Elucidating the increasing demand for genital cosmetic surgery among girls and women in Australia
Chief Investigators: Maggie Kirkman, Jane Fisher, Kay Souter, Amy Dobson
Partner Investigators: Janet Michelmore, Elizabeth Farrell, Beverley Vollenhoven, Rita Butera, Jessica Malone, Elsie L’Huillier, Genevieve Dally, Desiree Yap, Jillian Tomlinson, Gabrielle Caspar
Funding body: Australian Research Council 2014–2016

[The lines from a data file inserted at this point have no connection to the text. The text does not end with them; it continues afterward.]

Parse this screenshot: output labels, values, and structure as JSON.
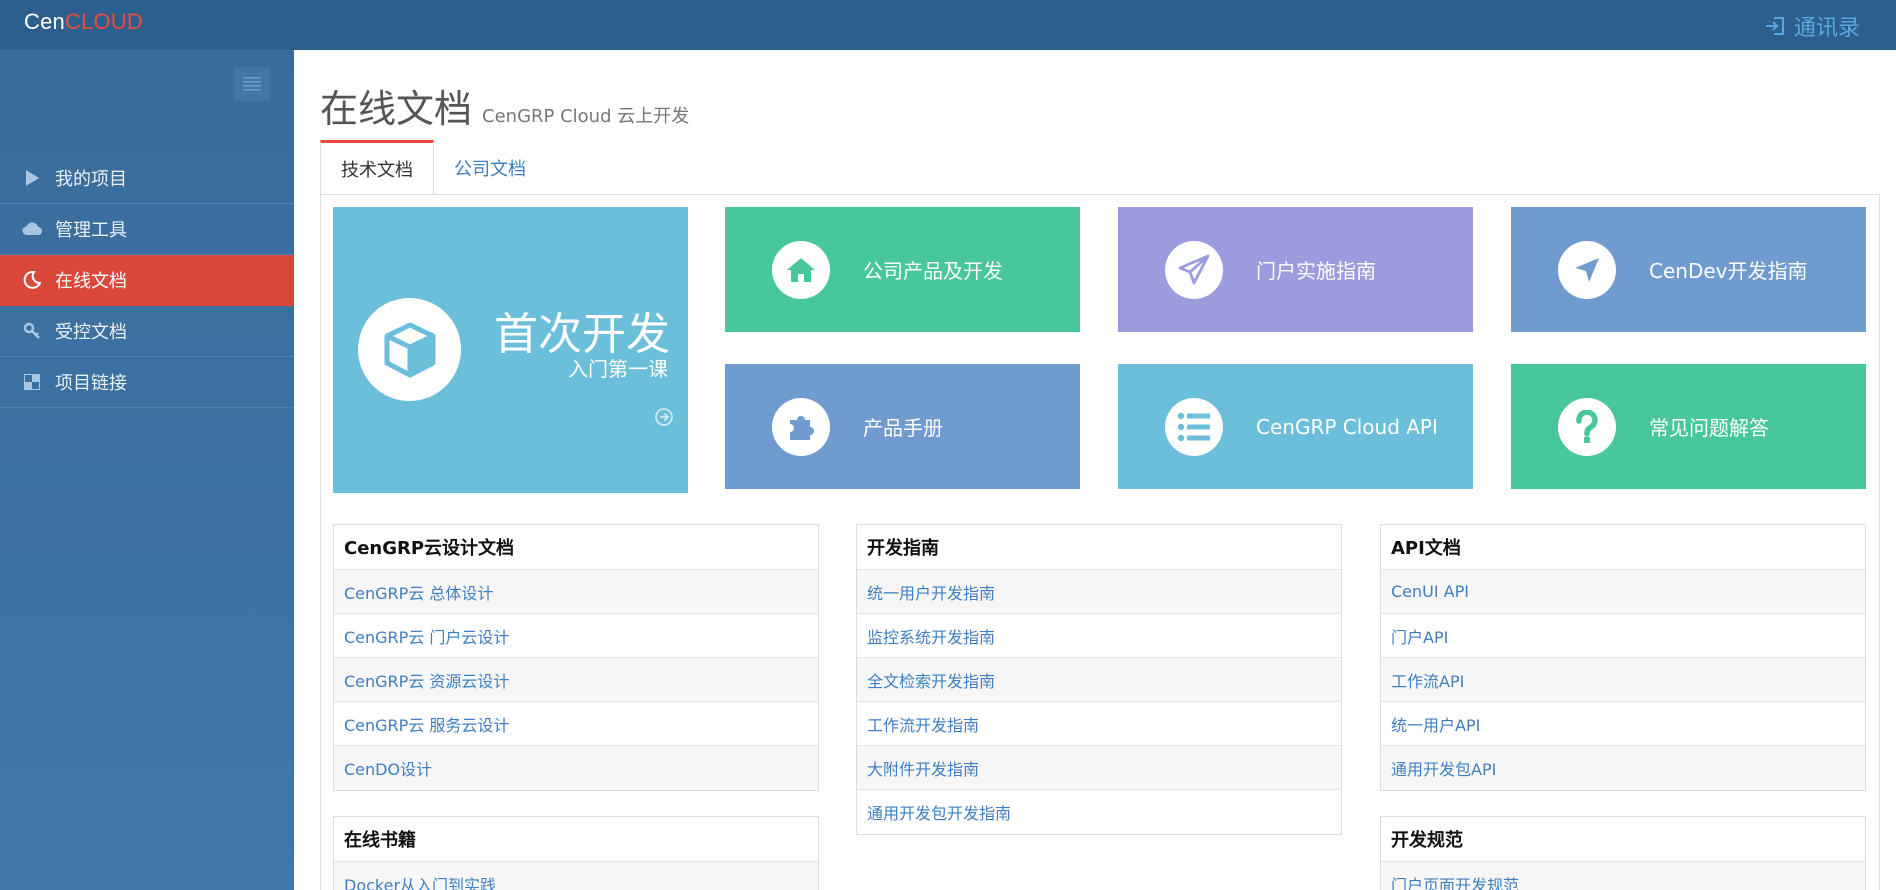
{
  "header": {
    "logo_prefix": "Cen",
    "logo_suffix": "CLOUD",
    "contacts_label": "通讯录"
  },
  "sidebar": {
    "items": [
      {
        "label": "我的项目",
        "icon": "play-icon"
      },
      {
        "label": "管理工具",
        "icon": "cloud-icon"
      },
      {
        "label": "在线文档",
        "icon": "moon-icon",
        "active": true
      },
      {
        "label": "受控文档",
        "icon": "key-icon"
      },
      {
        "label": "项目链接",
        "icon": "grid-icon"
      }
    ]
  },
  "page": {
    "title": "在线文档",
    "subtitle": "CenGRP Cloud 云上开发"
  },
  "tabs": [
    {
      "label": "技术文档",
      "active": true
    },
    {
      "label": "公司文档",
      "active": false
    }
  ],
  "hero": {
    "title": "首次开发",
    "subtitle": "入门第一课",
    "icon": "cube-icon",
    "color": "#6bbfdb"
  },
  "tiles": [
    {
      "label": "公司产品及开发",
      "icon": "home-icon",
      "color": "#48c89a"
    },
    {
      "label": "门户实施指南",
      "icon": "paper-plane-icon",
      "color": "#9b9cde"
    },
    {
      "label": "CenDev开发指南",
      "icon": "location-arrow-icon",
      "color": "#6f9bcf"
    },
    {
      "label": "产品手册",
      "icon": "puzzle-icon",
      "color": "#6f9bcf"
    },
    {
      "label": "CenGRP Cloud API",
      "icon": "list-icon",
      "color": "#6bbfdb"
    },
    {
      "label": "常见问题解答",
      "icon": "question-icon",
      "color": "#48c89a"
    }
  ],
  "panels": {
    "design": {
      "title": "CenGRP云设计文档",
      "items": [
        "CenGRP云 总体设计",
        "CenGRP云 门户云设计",
        "CenGRP云 资源云设计",
        "CenGRP云 服务云设计",
        "CenDO设计"
      ]
    },
    "guides": {
      "title": "开发指南",
      "items": [
        "统一用户开发指南",
        "监控系统开发指南",
        "全文检索开发指南",
        "工作流开发指南",
        "大附件开发指南",
        "通用开发包开发指南"
      ]
    },
    "api": {
      "title": "API文档",
      "items": [
        "CenUI API",
        "门户API",
        "工作流API",
        "统一用户API",
        "通用开发包API"
      ]
    },
    "books": {
      "title": "在线书籍",
      "items": [
        "Docker从入门到实践"
      ]
    },
    "standards": {
      "title": "开发规范",
      "items": [
        "门户页面开发规范"
      ]
    }
  }
}
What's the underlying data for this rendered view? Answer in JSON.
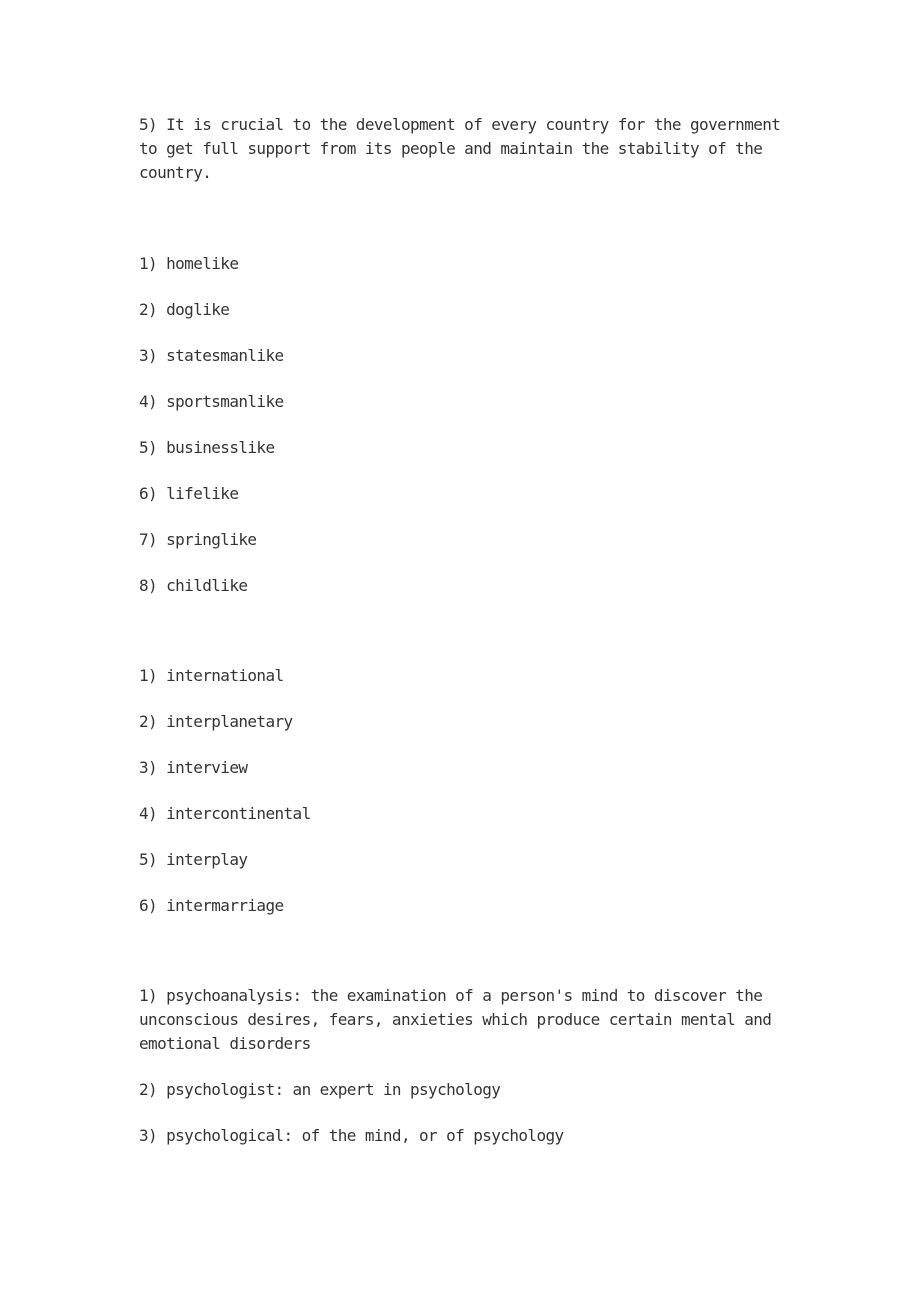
{
  "intro": {
    "lines": [
      "5) It is crucial to the development of every country for the government",
      "to get full support from its people and maintain the stability of the",
      "country."
    ]
  },
  "like_words": [
    "1) homelike",
    "2) doglike",
    "3) statesmanlike",
    "4) sportsmanlike",
    "5) businesslike",
    "6) lifelike",
    "7) springlike",
    "8) childlike"
  ],
  "inter_words": [
    "1) international",
    "2) interplanetary",
    "3) interview",
    "4) intercontinental",
    "5) interplay",
    "6) intermarriage"
  ],
  "psycho_definitions": {
    "item1_lines": [
      "1) psychoanalysis: the examination of a person's mind to discover the",
      "unconscious desires, fears, anxieties which produce certain mental and",
      "emotional disorders"
    ],
    "item2": "2) psychologist: an expert in psychology",
    "item3": "3) psychological: of the mind, or of psychology"
  }
}
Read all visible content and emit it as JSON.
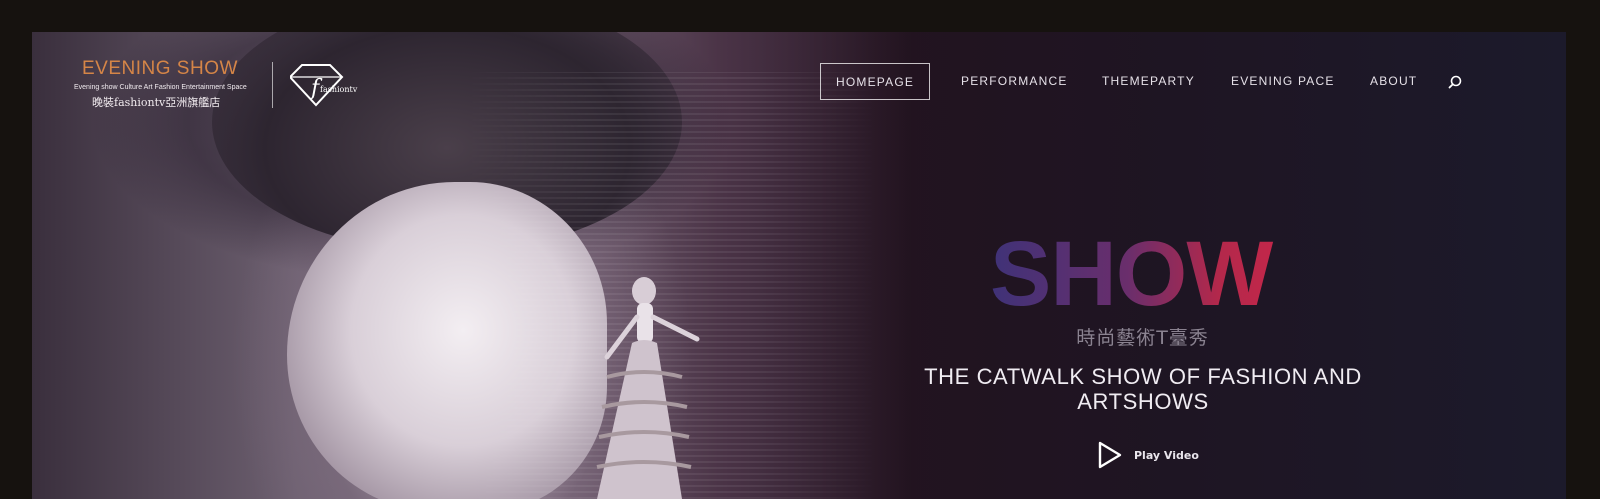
{
  "brand": {
    "logo_text": "EVENING SHOW",
    "logo_tagline": "Evening show Culture Art Fashion Entertainment Space",
    "logo_cn": "晚裝fashiontv亞洲旗艦店",
    "partner_logo_text": "fashiontv"
  },
  "nav": {
    "items": [
      {
        "label": "HOMEPAGE",
        "active": true
      },
      {
        "label": "PERFORMANCE",
        "active": false
      },
      {
        "label": "THEMEPARTY",
        "active": false
      },
      {
        "label": "EVENING PACE",
        "active": false
      },
      {
        "label": "ABOUT",
        "active": false
      }
    ],
    "search_icon": "search-icon"
  },
  "hero": {
    "title": "SHOW",
    "subtitle_cn": "時尚藝術T臺秀",
    "headline": "THE CATWALK SHOW OF FASHION AND ARTSHOWS",
    "play_label": "Play Video",
    "play_icon": "play-icon"
  },
  "colors": {
    "logo": "#d58547",
    "title_gradient_start": "#3f3278",
    "title_gradient_end": "#c8264a",
    "text": "#f0ecf2"
  }
}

There is increasing evidence that girls and women in Australia are modifying their genitals for cosmetic reasons. While bodily adornment and alteration can give pleasure and occupy an important cultural position in aesthetic expression, female genital cosmetic surgery (FGCS) is nevertheless of serious public concern and has been the subject of critical statements by professional organisations concerned with women’s health, warning of actual and potential harm. There is little evidence but a great deal of opinion on: reasons girls and women might seek FGCS, women’s and men’s constructions of ‘normal’ and ‘ideal’ genitals, doctors’ and beauty therapists’ practices and attitudes in relation to FGCS, and the role of social media communication and image-sharing practices. Although the appearance of women’s external genitals is as varied as faces, there appears to be limited public knowledge of genital diversity. The proposed research will identify the psychosocial context of and public communication about the dramatic rise in female genital cosmetic surgery in Australia and interpret the phenomenon within a gendered understanding of health in society. Drawing on the considerable resources of the research team, including Partner Organisations the Australian Federation of Medical Women, Family Planning Victoria, Jean Hailes for Women’s Health, Monash Health, and Women’s Health Victoria, results will be used to contribute to programs in schools and online aimed at enhancing sexuality and body image education, universal and targeted public health campaigns for the community about normal genital diversity, and professional development for doctors and beauty therapists.